Slaying the dragon
Japan has a real chance of ending deflation. But the authorities need to act boldly. It will be hard for the Bank of Japan to dispel a decade of accumulated pessimism by merely adopting a formal inflation target. The goal of the central bank and the finance ministry should be to make people believe that price gains that didn’t occur in the past 10 years will now take place. A de facto currency peg may be the way to engineer those expectations.
Nurturing the green shoots of inflation expectations is crucial for Japan. Even with nominal rates at zero, real interest rates have been positive because of expectations of deflation. Once people start anticipating inflation, real interest rates will turn negative, stimulating investment.

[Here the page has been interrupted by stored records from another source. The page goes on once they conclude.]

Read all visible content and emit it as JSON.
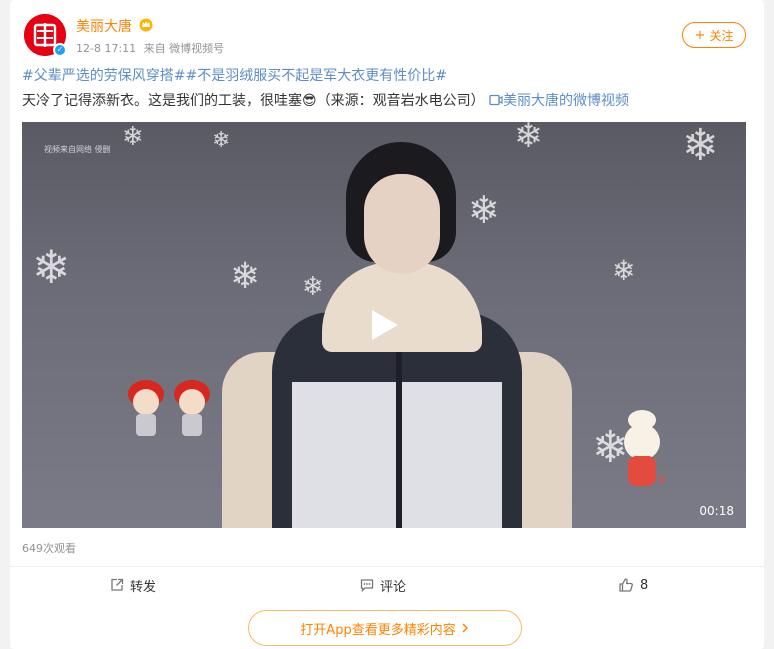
{
  "post": {
    "username": "美丽大唐",
    "avatar_char": "唐",
    "date": "12-8 17:11",
    "source": "来自 微博视频号",
    "follow_label": "关注",
    "hashtags": "#父辈严选的劳保风穿搭##不是羽绒服买不起是军大衣更有性价比#",
    "text": "天冷了记得添新衣。这是我们的工装，很哇塞",
    "emoji": "😎",
    "text_source": "（来源：观音岩水电公司）",
    "video_link_label": "美丽大唐的微博视频",
    "video": {
      "watermark": "视频来自网络 侵删",
      "duration": "00:18"
    },
    "views": "649次观看",
    "actions": {
      "repost_label": "转发",
      "comment_label": "评论",
      "like_count": "8"
    },
    "open_app_label": "打开App查看更多精彩内容"
  },
  "colors": {
    "accent": "#ff8200",
    "link": "#5d8dc6",
    "brand_red": "#e60012"
  },
  "icons": {
    "verify": "verified-badge-icon",
    "crown": "crown-icon",
    "play": "play-icon",
    "repost": "repost-icon",
    "comment": "comment-icon",
    "like": "thumbs-up-icon",
    "video_link": "video-link-icon",
    "chevron": "chevron-right-icon"
  }
}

At its two-day monetary policy meeting starting Jan. 21, the central bank is expected to debate the merits of entering into an accord with the government. Such a deal, which Japan’s new Prime Minister Shinzo Abe is pushing for, will specify a formal inflation target of 2 percent and may even include a commitment to job growth.
While an improvement on the status quo, this new arrangement still may not be enough. Since February last year, the BOJ has said it will seek 1 percent inflation “for the time being.” The central bank’s excuse for not adopting a formal target is that it would not be able to hit it because short-term interest rates – the most potent weapon in any modern central bank’s arsenal – are near zero. And while the BOJ has engaged in quantitative easing since 2001, money-printing is not a reliable strategy for meeting an inflation objective because the private sector views the excess liquidity supplied by the central bank as temporary. As a result, any inflation target runs the risk of being missed year after year. Since inflation can only be targeted annually, cumulative misses will not necessarily put pressure on the BOJ to strive harder. Pretty soon, the target won’t be credible.
A better strategy would be to announce that the BOJ’s goal over an unspecified “medium term” is for an index of consumer prices to rise by 1 percent year. To make amends for the deflation that Japan has already suffered, the clock could start in 1999, when prices began to plateau (See graphic). Just to eliminate the accumulated deflation, the BOJ would be required to deliver a 16 percent increase in prices.
The advantage of this approach, first proposed by former Princeton economist Lars Svensson, is that if the BOJ undershoots the goal, it will have to work even harder to get the economy on the desired price path. The BOJ will only be off the hook when it gets prices back on track. A price target has the added benefit of being easy for the public to understand.
Setting a target is one thing. Having the tools to achieve it is another. Until now, the BOJ’s favoured approach has been to print money to buy domestic assets. This has shown little sign of working so far: quantitative easing has increased base money in the economy to 27 percent of GDP without stimulating inflation.
But the BOJ could also engineer inflation expectations by using the currency. One strategy, advocated by Stanford University economist Ronald McKinnon, calls for Japan and the United States to agree to keep their bilateral exchange rate stable for a very long time. That would help to eradicate the deflationary expectations that have become entrenched in the Japanese consumer psyche.
If the yen extends the slide that started before the tough-talking Abe took office, the currency could well hit 100 to the dollar by the time a new BOJ governor is appointed in April. That could become a de facto peg. If the yen strengthens from that level, the finance ministry, which in Japan has the authority to intervene in currency markets, should be prepared to sell unlimited quantities of yen, newly printed by the BOJ. Better still, the BOJ law could be changed to enable the central bank to directly intervene in the currency market.
Explicitly targeting the exchange rate raises the spectre of currency wars. But Washington is unlikely to be overly upset. First, 100 yen to the dollar isn’t a shockingly low level. Second, if Japan is able to tame deflation, it will eventually import more goods and services.
With the right target and the right tool, Japan can escape its deflationary trap. Right now, it has neither.